Richard Lipski, Associated Press
Redskins quarterback Robert Griffin III mishandles the snap from center and can't pick up the ball against the Seahawks during the fourth quarter of their NFL playoff football game, Sunday, Jan. 6, 2012, in Landover, Md. Griffin left the game with an injured right leg. Seattle defeated Washington 24-14.
He said, 'Hey, trust me. I want to be in there, and I deserve to be in there.' I couldn't disagree with him." —Redskin's coach Mike Shanahan

Robert Griffin III limped across the field in his first NFL postseason game.

A quick four-yard touchdown pass to tight end Logan Paulson gave the Redskins a two-touchdown lead and a re-injured quarterback late in the first quarter.

Washington coach Mike Shanahan listened to his quarterback's request and left Griffin in the game. Then, the fourth quarter delivered an undeniable blow to the starting quarterback that could no longer be ignored.

Many critics questioned Shanahan's decision to continue to play Griffin despite his ongoing injury, however the coach stood by his choice.

"He said, 'Hey, trust me. I want to be in there, and I deserve to be in there,'" Shanahan said. "I couldn't disagree with him."

Nearly one month prior to this, the Redskin's star rookie quarterback first injured his right knee during a game against the Baltimore Ravens. He sat out one week and returned to his starting role verses Philadelphia.

A coach's commitment to his players, especially his quarterback, can be a powerful force and establish remarkable team cohesiveness.

However at times, it can be detrimental and devastating to both team and player.

BYU football struggled through a strikingly similar situation this past season that caused a controversy among fans and critics.

Many believed Riley Nelson was too injured to remain as starting quarterback for the Cougars, but coach Bronco Mendenhall refused to sit Nelson several times throughout the season.

Nelson battled through back problems and insisted on playing in games where his ability was clearly affected by the pain in his back.

Contests like Boise State, are clear red-flags for times when BYU might have been better off playing either of their capable backups James Lark or Taysom Hill.

In the few opportunities that Lark or Hill were given, they performed. But, Hall suffered a season-ending injury in the closing minutes of the Utah State game, and Mendenhall consistently opted for an injured Nelson over a healthy Lark, excepting the last two games of the season.

Boise State stands out as a game where the offense struggled until Hill replaced Nelson. The backup led BYU to a late comeback drive that barely fell short on an incomplete 2-point conversion.

Following the game, Mendenhall defended his decision to start Nelson, and this statement was reiterated many times throughout the remainder of the season.

"Riley is our quarterback," Mendenhall said according to Fox Sports. "I want him to be healthy and I want him to be able to look me in the eye and tell me 'Coach I am absolutely ready.' I don't have any different feelings about him than I did going into this game."

Similarly, Shanahan refused to take Griffin out of the game until his knee buckled and he clearly could not play anymore.

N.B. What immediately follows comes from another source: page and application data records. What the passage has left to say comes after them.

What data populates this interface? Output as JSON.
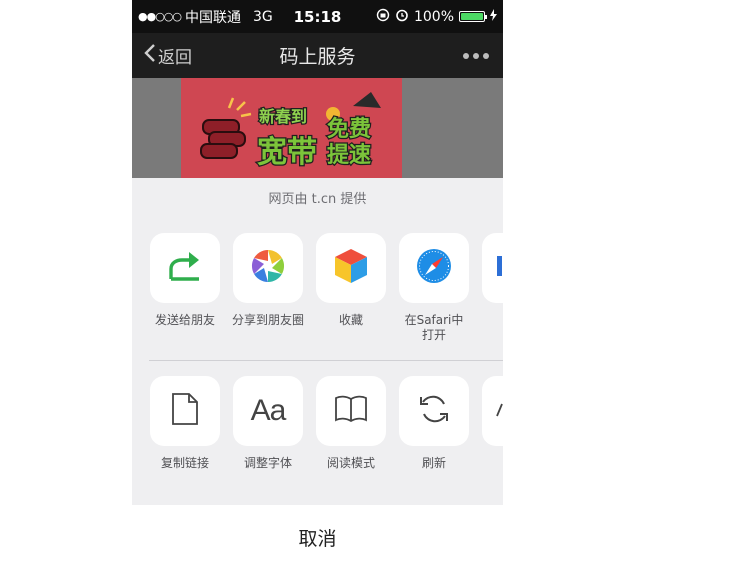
{
  "status_bar": {
    "signal": "●●○○○",
    "carrier": "中国联通",
    "network": "3G",
    "time": "15:18",
    "battery_percent": "100%",
    "battery_level": 1.0
  },
  "nav": {
    "back_label": "返回",
    "title": "码上服务"
  },
  "banner": {
    "line1": "新春到",
    "line2": "宽带",
    "line3": "免费",
    "line4": "提速",
    "colors": {
      "background": "#d04a55",
      "text_green": "#7cc43a"
    }
  },
  "sheet": {
    "provider_text": "网页由 t.cn 提供",
    "row1": [
      {
        "label": "发送给朋友",
        "icon": "share-arrow-icon"
      },
      {
        "label": "分享到朋友圈",
        "icon": "moments-aperture-icon"
      },
      {
        "label": "收藏",
        "icon": "favorite-cube-icon"
      },
      {
        "label": "在Safari中\n打开",
        "icon": "safari-compass-icon"
      }
    ],
    "row2": [
      {
        "label": "复制链接",
        "icon": "document-icon"
      },
      {
        "label": "调整字体",
        "icon": "font-aa-icon"
      },
      {
        "label": "阅读模式",
        "icon": "book-icon"
      },
      {
        "label": "刷新",
        "icon": "refresh-icon"
      }
    ],
    "cancel_label": "取消"
  }
}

According to a USA today report, Washington fans felt Griffin was unable to plant and throw due to his injury.

ESPN critics and analysts continue to argue the effects of leaving Griffin in the game. Some say Shanahan was compromising his team's chances of winning and his quarterback's health. While others argue that until the last blow occurred in the fourth quarter, there was no reason to doubt Griffin.

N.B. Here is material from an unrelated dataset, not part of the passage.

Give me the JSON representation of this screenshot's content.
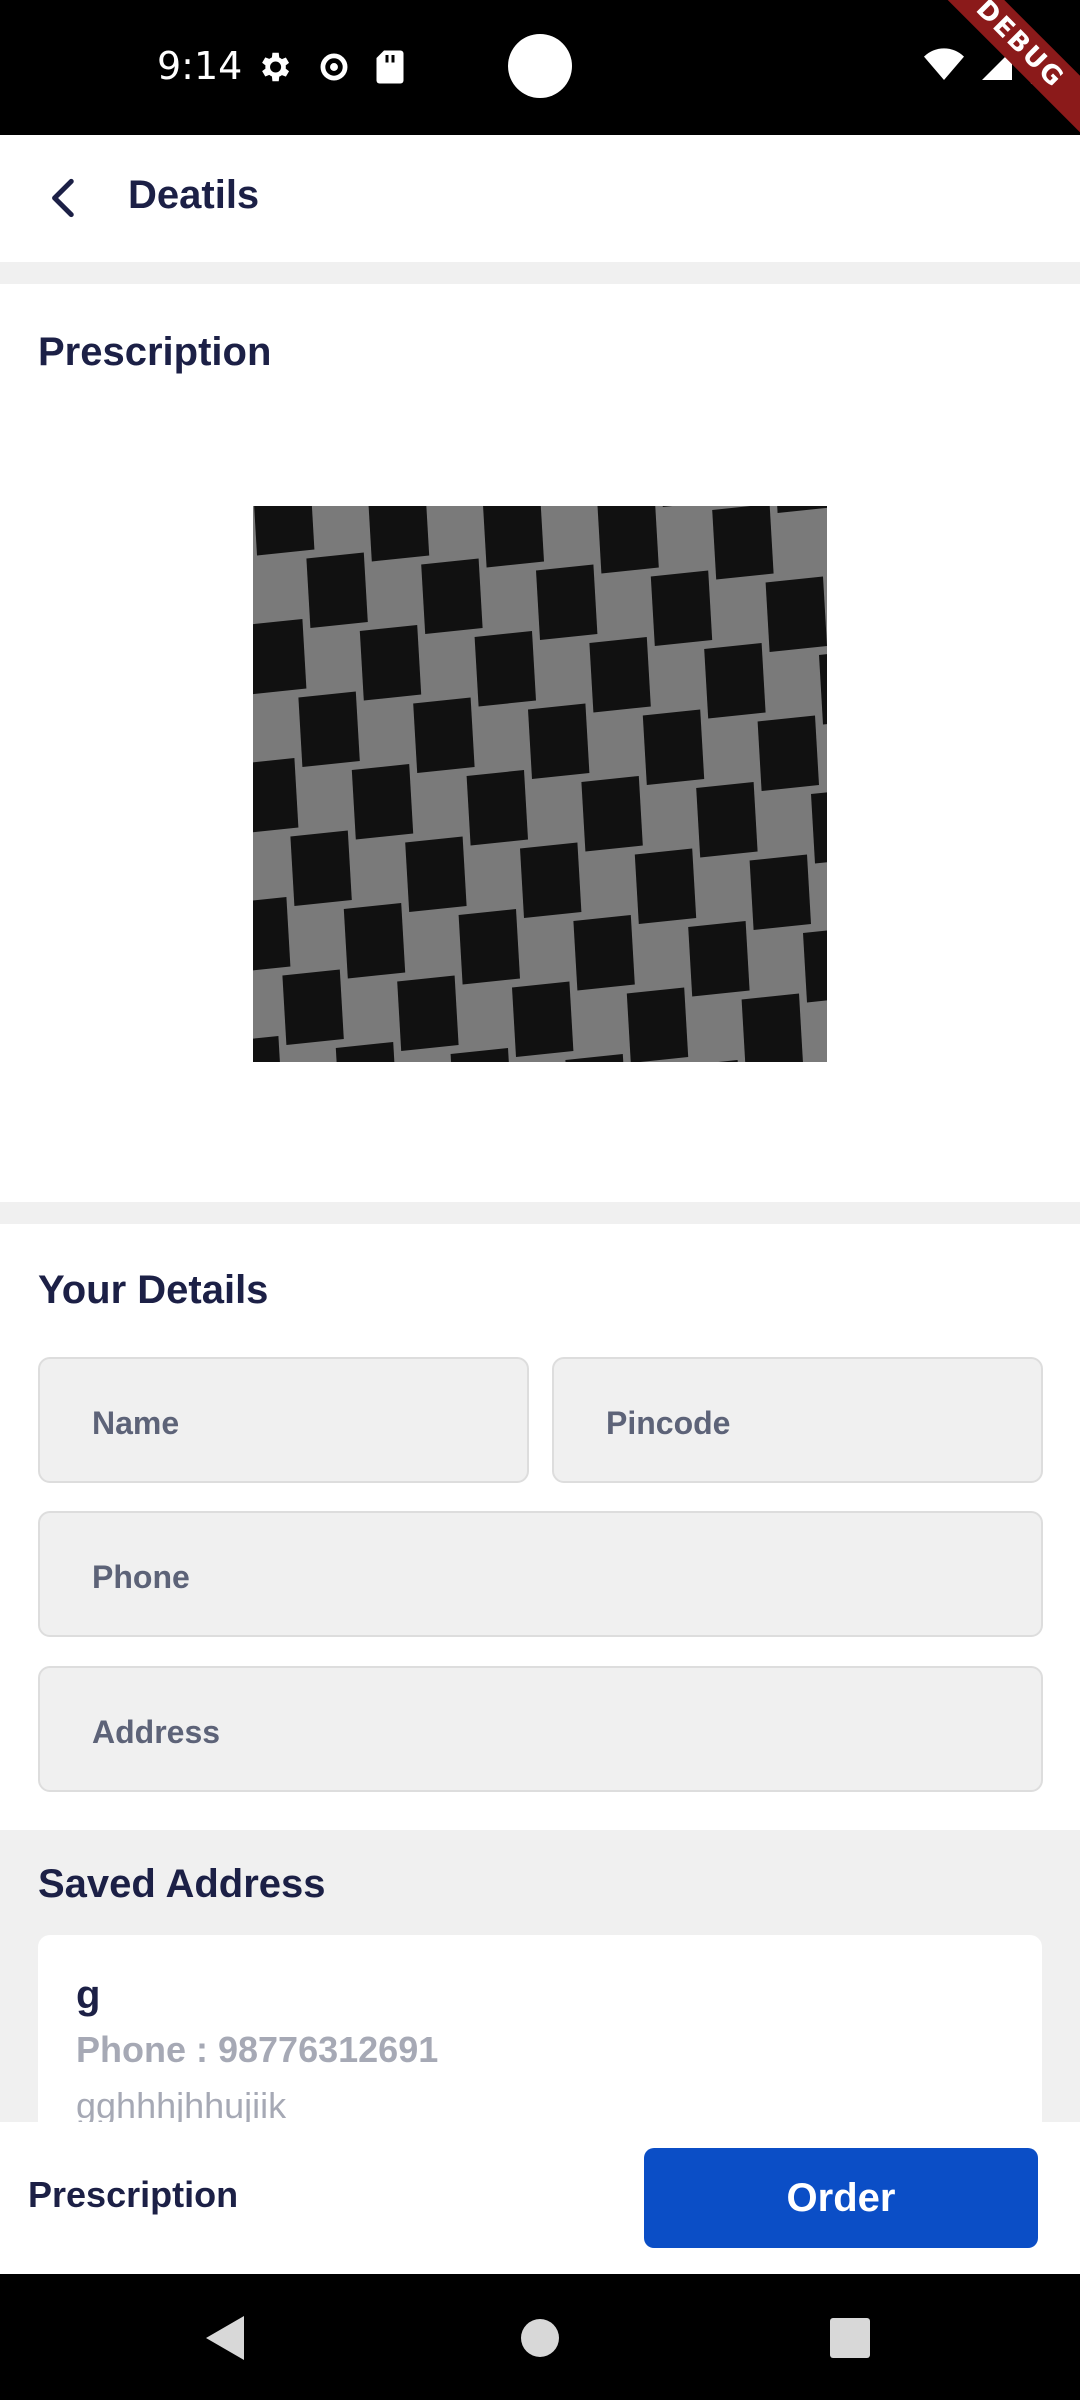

In both situations, the coaches became accustomed to their starting quarterbacks and were criticized for not making adjustments despite debilitating injuries.

BYU and Redskins fans will never know if having a different quarterback would have made a difference in the outcome, but they certainly aren't happy with they one they have.

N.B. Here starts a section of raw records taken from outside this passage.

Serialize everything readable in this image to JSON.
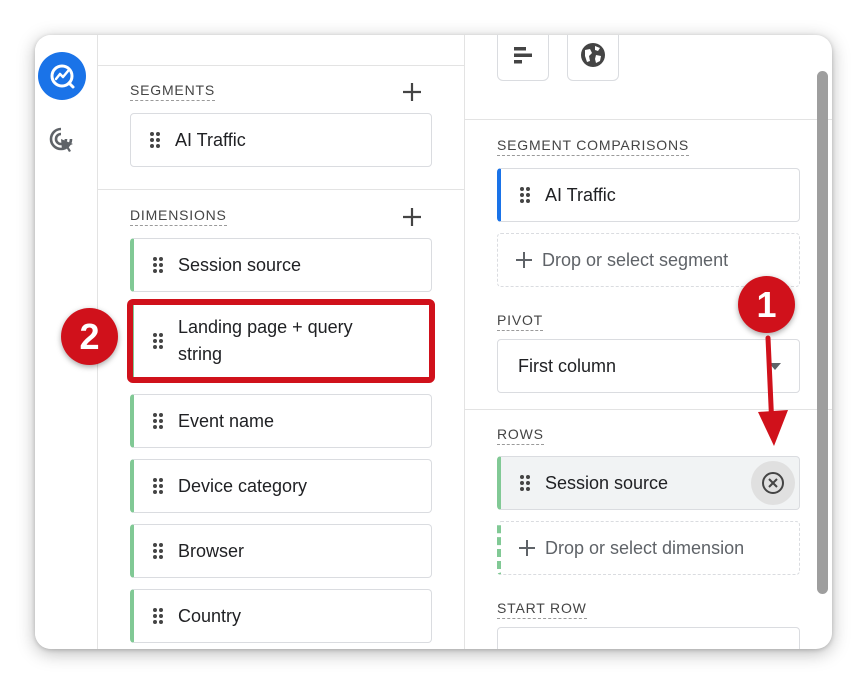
{
  "segments": {
    "label": "SEGMENTS",
    "items": [
      {
        "label": "AI Traffic"
      }
    ]
  },
  "dimensions": {
    "label": "DIMENSIONS",
    "items": [
      {
        "label": "Session source"
      },
      {
        "label": "Landing page + query string"
      },
      {
        "label": "Event name"
      },
      {
        "label": "Device category"
      },
      {
        "label": "Browser"
      },
      {
        "label": "Country"
      }
    ]
  },
  "segment_comparisons": {
    "label": "SEGMENT COMPARISONS",
    "items": [
      {
        "label": "AI Traffic"
      }
    ],
    "drop_placeholder": "Drop or select segment"
  },
  "pivot": {
    "label": "PIVOT",
    "value": "First column"
  },
  "rows": {
    "label": "ROWS",
    "items": [
      {
        "label": "Session source"
      }
    ],
    "drop_placeholder": "Drop or select dimension"
  },
  "start_row": {
    "label": "START ROW"
  },
  "callouts": {
    "one": "1",
    "two": "2"
  },
  "colors": {
    "accent": "#1a73e8",
    "callout": "#d0111b",
    "dimension": "#81c995"
  }
}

Hindsight is indeed 20-20.

Whitney O'Bannon is currently a new media sports intern for the Deseret News.